Hundreds of military personnel and Environment Agency staff are being deployed to parts of the UK as further flood warnings have been issued ahead of Storm Eva's arrival today.
Armed forces are being brought in on standby to parts of the Scotland and the North of England, which have already been hard hit by Storm Desmond. The army is expected to be putting out sandbags in parts of the country expected to be most affected, including Cumbria, which has seen the worst of the floods so far.
Up to 150mm of rain is expected to fall in high ground in Cumbria, with 60-80mm at lower levels. WInd gusts of up to 70mph are expected.
Ireland has already felt some of Eva's force, with thousands of homes going without power in parts of County Cork and County Wicklow.
The government has also reiterated its advice for communities suffering from extreme weather - particularly flooding - this month, as Storm Eva begins to hit the British Isles.
More rain and heavy winds has been forecast for Christmas and the New Year. Although the levels predicted would not normally create problems, the saturated ground and high river levels in some northern parts of the country mean further flooding to roads and properties is likely.
There could also be flooding in parts of Herefordshire and Shropshire around the River Wye and River Severn, the government has warned.
The Environment Agency is monitoring the situation closely and will issue further flood alerts and warnings if required.
Chancellor George Osborne has already committed to £51m-worth of support for homes and businesses affected by the floods.
Some of this is aimed at helping people directly affected by flooding, paying for temporary accommodation, for example, and is equivalent to £500 per household. A further £5,000 grant is available to people to install new flood barriers, replace doors and windows with water resistant alternatives, or move electricity sockets to a safer level.

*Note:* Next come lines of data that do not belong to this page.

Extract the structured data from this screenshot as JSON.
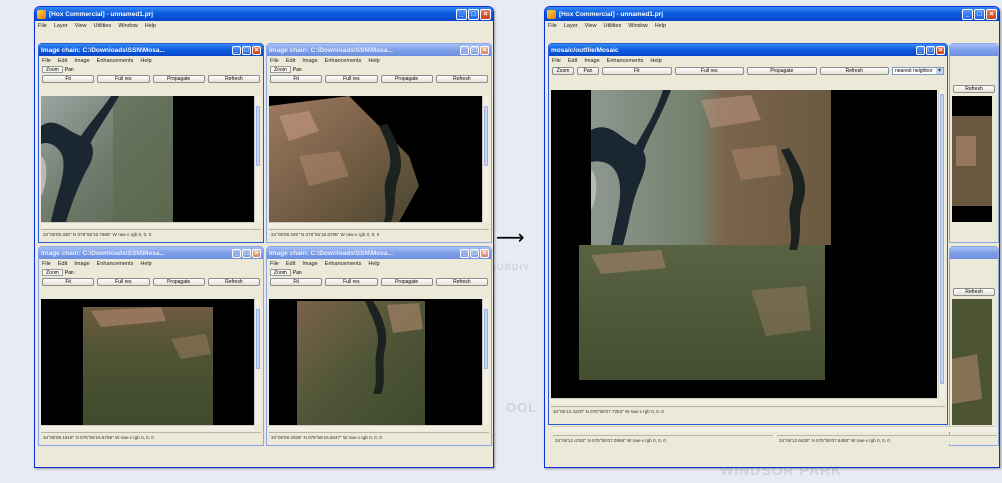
{
  "background_labels": [
    "WINDSOR PARK",
    "OOL",
    "SUBDIV"
  ],
  "left_app": {
    "title": "[Hox Commercial] - unnamed1.prj",
    "menu": [
      "File",
      "Layer",
      "View",
      "Utilities",
      "Window",
      "Help"
    ],
    "children": [
      {
        "title": "Image chain: C:\\Downloads\\SSN\\Mosa...",
        "menu": [
          "File",
          "Edit",
          "Image",
          "Enhancements",
          "Help"
        ],
        "tools": [
          "Zoom",
          "Pan"
        ],
        "buttons": [
          "Fit",
          "Full res",
          "Propagate",
          "Refresh"
        ],
        "status": "34°05'09.336\" N 078°55'16.7965\" W  raw-x rgb 0, 0, 0"
      },
      {
        "title": "Image chain: C:\\Downloads\\SSN\\Mosa...",
        "menu": [
          "File",
          "Edit",
          "Image",
          "Enhancements",
          "Help"
        ],
        "tools": [
          "Zoom",
          "Pan"
        ],
        "buttons": [
          "Fit",
          "Full res",
          "Propagate",
          "Refresh"
        ],
        "status": "34°05'09.349\" N 078°55'16.6795\" W  raw-x rgb 0, 0, 0"
      },
      {
        "title": "Image chain: C:\\Downloads\\SSN\\Mosa...",
        "menu": [
          "File",
          "Edit",
          "Image",
          "Enhancements",
          "Help"
        ],
        "tools": [
          "Zoom",
          "Pan"
        ],
        "buttons": [
          "Fit",
          "Full res",
          "Propagate",
          "Refresh"
        ],
        "status": "34°05'09.1618\" N 078°55'16.5795\" W  raw-x rgb 0, 0, 0"
      },
      {
        "title": "Image chain: C:\\Downloads\\SSN\\Mosa...",
        "menu": [
          "File",
          "Edit",
          "Image",
          "Enhancements",
          "Help"
        ],
        "tools": [
          "Zoom",
          "Pan"
        ],
        "buttons": [
          "Fit",
          "Full res",
          "Propagate",
          "Refresh"
        ],
        "status": "34°05'09.2028\" N 078°55'16.5047\" W  raw-x rgb 0, 0, 0"
      }
    ]
  },
  "right_app": {
    "title": "[Hox Commercial] - unnamed1.prj",
    "menu": [
      "File",
      "Layer",
      "View",
      "Utilities",
      "Window",
      "Help"
    ],
    "mosaic": {
      "title": "mosaic/outfile/Mosaic",
      "menu": [
        "File",
        "Edit",
        "Image",
        "Enhancements",
        "Help"
      ],
      "tools": [
        "Zoom",
        "Pan"
      ],
      "buttons": [
        "Fit",
        "Full res",
        "Propagate",
        "Refresh"
      ],
      "resample": "nearest neighbor",
      "status": "34°05'12.4220\" N 078°55'07.7253\" W  raw-x rgb 0, 0, 0"
    },
    "behind_status_left": "34°05'12.4762\" N 078°55'07.0966\" W  raw-x rgb 0, 0, 0",
    "behind_status_right": "34°05'12.6435\" N 078°55'07.6450\" W  raw-x rgb 0, 0, 0",
    "behind_label": "Refresh"
  },
  "arrow": "⟶"
}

Businesses can also receive funding of up to £2,500, to help them get back on their feet after the flooding. Specific funding of up to £20,000 will be provided for farmers to help restore damaged land.

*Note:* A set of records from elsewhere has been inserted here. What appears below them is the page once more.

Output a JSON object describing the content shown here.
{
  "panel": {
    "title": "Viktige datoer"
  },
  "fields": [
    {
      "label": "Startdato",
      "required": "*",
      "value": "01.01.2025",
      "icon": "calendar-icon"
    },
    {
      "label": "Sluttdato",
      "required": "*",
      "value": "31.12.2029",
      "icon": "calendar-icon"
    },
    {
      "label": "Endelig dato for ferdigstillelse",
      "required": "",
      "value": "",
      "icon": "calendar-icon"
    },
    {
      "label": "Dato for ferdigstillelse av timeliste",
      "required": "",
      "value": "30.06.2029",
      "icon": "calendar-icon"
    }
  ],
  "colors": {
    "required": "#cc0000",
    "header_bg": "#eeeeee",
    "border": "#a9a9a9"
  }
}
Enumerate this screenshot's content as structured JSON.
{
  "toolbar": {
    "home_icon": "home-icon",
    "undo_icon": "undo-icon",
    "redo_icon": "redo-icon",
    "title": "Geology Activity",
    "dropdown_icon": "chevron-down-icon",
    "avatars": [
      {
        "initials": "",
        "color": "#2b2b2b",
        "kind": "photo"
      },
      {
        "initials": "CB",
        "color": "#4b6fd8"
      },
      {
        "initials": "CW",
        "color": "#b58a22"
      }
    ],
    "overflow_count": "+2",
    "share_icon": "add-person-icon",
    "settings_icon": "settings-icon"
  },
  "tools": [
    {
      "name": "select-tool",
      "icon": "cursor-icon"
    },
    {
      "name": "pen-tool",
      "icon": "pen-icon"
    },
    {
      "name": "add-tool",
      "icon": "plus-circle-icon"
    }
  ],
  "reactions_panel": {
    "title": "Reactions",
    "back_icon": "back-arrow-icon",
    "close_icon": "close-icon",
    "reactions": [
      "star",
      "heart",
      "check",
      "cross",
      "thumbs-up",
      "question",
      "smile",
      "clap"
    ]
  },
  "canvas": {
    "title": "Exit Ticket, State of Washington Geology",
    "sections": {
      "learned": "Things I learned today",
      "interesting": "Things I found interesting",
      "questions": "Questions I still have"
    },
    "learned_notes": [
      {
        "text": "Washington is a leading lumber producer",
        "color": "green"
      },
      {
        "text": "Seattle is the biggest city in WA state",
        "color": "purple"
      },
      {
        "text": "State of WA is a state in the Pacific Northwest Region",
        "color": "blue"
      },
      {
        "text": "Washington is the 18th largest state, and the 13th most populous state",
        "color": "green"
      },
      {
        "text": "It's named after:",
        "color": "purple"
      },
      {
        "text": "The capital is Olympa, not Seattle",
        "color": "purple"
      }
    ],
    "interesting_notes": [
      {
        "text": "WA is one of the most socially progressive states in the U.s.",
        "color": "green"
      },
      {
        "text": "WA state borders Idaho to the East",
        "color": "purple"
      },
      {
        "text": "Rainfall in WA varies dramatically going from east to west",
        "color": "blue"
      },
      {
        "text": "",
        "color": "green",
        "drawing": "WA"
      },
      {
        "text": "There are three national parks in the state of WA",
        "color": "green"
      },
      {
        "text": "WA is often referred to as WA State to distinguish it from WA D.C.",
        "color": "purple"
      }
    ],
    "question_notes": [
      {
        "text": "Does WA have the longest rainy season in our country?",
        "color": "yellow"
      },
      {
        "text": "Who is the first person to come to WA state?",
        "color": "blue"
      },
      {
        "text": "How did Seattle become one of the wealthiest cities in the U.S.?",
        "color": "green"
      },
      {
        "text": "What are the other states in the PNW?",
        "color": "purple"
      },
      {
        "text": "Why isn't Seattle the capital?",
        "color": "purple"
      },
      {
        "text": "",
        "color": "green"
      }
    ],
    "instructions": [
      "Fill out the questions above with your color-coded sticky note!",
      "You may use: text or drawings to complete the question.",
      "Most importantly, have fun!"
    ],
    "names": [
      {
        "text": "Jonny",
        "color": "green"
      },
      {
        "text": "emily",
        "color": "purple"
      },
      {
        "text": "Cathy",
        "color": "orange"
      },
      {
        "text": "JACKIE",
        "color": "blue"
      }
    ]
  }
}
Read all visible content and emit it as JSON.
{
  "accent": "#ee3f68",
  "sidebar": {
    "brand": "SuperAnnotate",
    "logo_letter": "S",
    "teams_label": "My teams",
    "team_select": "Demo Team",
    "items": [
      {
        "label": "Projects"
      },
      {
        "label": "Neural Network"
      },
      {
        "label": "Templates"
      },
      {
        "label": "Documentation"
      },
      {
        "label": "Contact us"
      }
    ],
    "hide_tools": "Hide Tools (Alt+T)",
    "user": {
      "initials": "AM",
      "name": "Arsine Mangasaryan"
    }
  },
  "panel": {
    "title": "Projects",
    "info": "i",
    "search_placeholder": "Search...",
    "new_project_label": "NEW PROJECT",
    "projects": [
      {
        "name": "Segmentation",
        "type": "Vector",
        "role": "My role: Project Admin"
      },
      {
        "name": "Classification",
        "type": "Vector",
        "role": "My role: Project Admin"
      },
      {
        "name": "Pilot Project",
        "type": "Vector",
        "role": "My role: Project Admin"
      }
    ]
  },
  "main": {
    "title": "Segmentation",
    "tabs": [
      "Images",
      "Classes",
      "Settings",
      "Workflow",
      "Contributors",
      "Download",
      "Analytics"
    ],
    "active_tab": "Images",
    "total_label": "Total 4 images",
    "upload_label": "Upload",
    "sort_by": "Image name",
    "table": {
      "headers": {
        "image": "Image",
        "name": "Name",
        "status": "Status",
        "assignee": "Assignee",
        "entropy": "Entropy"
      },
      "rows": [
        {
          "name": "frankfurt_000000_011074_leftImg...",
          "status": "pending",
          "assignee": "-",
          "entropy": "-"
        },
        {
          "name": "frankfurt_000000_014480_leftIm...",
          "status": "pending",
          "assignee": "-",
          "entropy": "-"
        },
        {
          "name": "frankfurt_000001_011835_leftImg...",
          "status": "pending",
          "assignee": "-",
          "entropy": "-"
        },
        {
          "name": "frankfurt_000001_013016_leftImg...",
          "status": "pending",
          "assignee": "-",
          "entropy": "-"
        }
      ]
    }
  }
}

On top of this, council tax and business rates have been dropped for homes and businesses that have been affected by flooding, for as long as people are forced out of their properties.
The governement is also opening its Bellwin scheme for councils, meaning they can apply to have all their costs above threshold reimbursed by the government.

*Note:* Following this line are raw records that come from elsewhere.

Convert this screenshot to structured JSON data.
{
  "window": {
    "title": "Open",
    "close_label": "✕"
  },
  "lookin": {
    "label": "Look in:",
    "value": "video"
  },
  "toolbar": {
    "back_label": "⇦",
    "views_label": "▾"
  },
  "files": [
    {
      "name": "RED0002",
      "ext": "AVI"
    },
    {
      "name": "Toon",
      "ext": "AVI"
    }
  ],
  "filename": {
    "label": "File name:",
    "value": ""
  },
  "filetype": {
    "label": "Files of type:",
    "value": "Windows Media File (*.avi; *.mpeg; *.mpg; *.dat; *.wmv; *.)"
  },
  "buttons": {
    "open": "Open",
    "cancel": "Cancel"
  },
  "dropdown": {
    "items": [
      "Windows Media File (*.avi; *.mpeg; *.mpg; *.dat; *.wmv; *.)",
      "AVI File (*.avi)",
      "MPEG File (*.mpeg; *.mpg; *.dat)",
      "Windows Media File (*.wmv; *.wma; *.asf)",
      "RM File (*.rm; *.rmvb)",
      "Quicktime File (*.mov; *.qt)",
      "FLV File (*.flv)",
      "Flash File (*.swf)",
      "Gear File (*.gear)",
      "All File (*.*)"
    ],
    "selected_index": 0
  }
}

"We will help Cumbria and Lancashire assess the damage to the local highway network following the events over the weekend, to allow us to understand what additional local transport infrastructure funding could be provided to help repair roads and bridges damaged," the government siad.
Over the next six years, £2.3bn will be invested in flood defences and flood maintenance spending will be protected in real terms over this Parliament.